§ **What is expected**
The task calls for every line of the data to be retyped exactly.

Excerpts from an interface dataset:
#####

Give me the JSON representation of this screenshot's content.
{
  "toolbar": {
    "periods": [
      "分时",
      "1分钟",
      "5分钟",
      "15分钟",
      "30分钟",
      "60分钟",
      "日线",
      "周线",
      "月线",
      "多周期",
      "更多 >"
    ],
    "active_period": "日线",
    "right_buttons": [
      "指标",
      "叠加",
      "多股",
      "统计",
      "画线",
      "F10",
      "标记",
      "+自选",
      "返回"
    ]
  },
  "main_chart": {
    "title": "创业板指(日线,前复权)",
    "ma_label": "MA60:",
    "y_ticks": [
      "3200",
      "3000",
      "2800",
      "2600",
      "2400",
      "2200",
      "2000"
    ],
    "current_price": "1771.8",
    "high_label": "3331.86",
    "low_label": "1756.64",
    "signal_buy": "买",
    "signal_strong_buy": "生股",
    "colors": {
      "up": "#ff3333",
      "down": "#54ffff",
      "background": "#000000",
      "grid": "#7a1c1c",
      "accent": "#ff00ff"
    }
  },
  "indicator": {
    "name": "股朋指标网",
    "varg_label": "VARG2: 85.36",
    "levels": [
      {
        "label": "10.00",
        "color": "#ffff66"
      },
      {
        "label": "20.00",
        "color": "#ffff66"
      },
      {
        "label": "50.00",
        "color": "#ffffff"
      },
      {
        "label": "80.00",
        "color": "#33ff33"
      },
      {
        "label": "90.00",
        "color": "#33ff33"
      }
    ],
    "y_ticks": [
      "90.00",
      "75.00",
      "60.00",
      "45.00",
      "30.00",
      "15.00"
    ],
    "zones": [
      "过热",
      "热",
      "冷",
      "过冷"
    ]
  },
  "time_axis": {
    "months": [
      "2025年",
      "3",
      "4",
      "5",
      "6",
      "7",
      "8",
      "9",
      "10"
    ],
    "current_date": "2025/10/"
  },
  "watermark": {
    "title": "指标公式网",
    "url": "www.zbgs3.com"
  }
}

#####

§ **Solution for this exercise**
Give me the JSON representation of this screenshot's content.
{
  "toolbar": {
    "periods": [
      "分时",
      "1分钟",
      "5分钟",
      "15分钟",
      "30分钟",
      "60分钟",
      "日线",
      "周线",
      "月线",
      "多周期",
      "更多 >"
    ],
    "active_period": "日线",
    "right_buttons": [
      "指标",
      "叠加",
      "多股",
      "统计",
      "画线",
      "F10",
      "标记",
      "+自选",
      "返回"
    ]
  },
  "main_chart": {
    "title": "创业板指(日线,前复权)",
    "ma_label": "MA60:",
    "y_ticks": [
      "3200",
      "3000",
      "2800",
      "2600",
      "2400",
      "2200",
      "2000"
    ],
    "current_price": "1771.8",
    "high_label": "3331.86",
    "low_label": "1756.64",
    "signal_buy": "买",
    "signal_strong_buy": "生股",
    "colors": {
      "up": "#ff3333",
      "down": "#54ffff",
      "background": "#000000",
      "grid": "#7a1c1c",
      "accent": "#ff00ff"
    }
  },
  "indicator": {
    "name": "股朋指标网",
    "varg_label": "VARG2: 85.36",
    "levels": [
      {
        "label": "10.00",
        "color": "#ffff66"
      },
      {
        "label": "20.00",
        "color": "#ffff66"
      },
      {
        "label": "50.00",
        "color": "#ffffff"
      },
      {
        "label": "80.00",
        "color": "#33ff33"
      },
      {
        "label": "90.00",
        "color": "#33ff33"
      }
    ],
    "y_ticks": [
      "90.00",
      "75.00",
      "60.00",
      "45.00",
      "30.00",
      "15.00"
    ],
    "zones": [
      "过热",
      "热",
      "冷",
      "过冷"
    ]
  },
  "time_axis": {
    "months": [
      "2025年",
      "3",
      "4",
      "5",
      "6",
      "7",
      "8",
      "9",
      "10"
    ],
    "current_date": "2025/10/"
  },
  "watermark": {
    "title": "指标公式网",
    "url": "www.zbgs3.com"
  }
}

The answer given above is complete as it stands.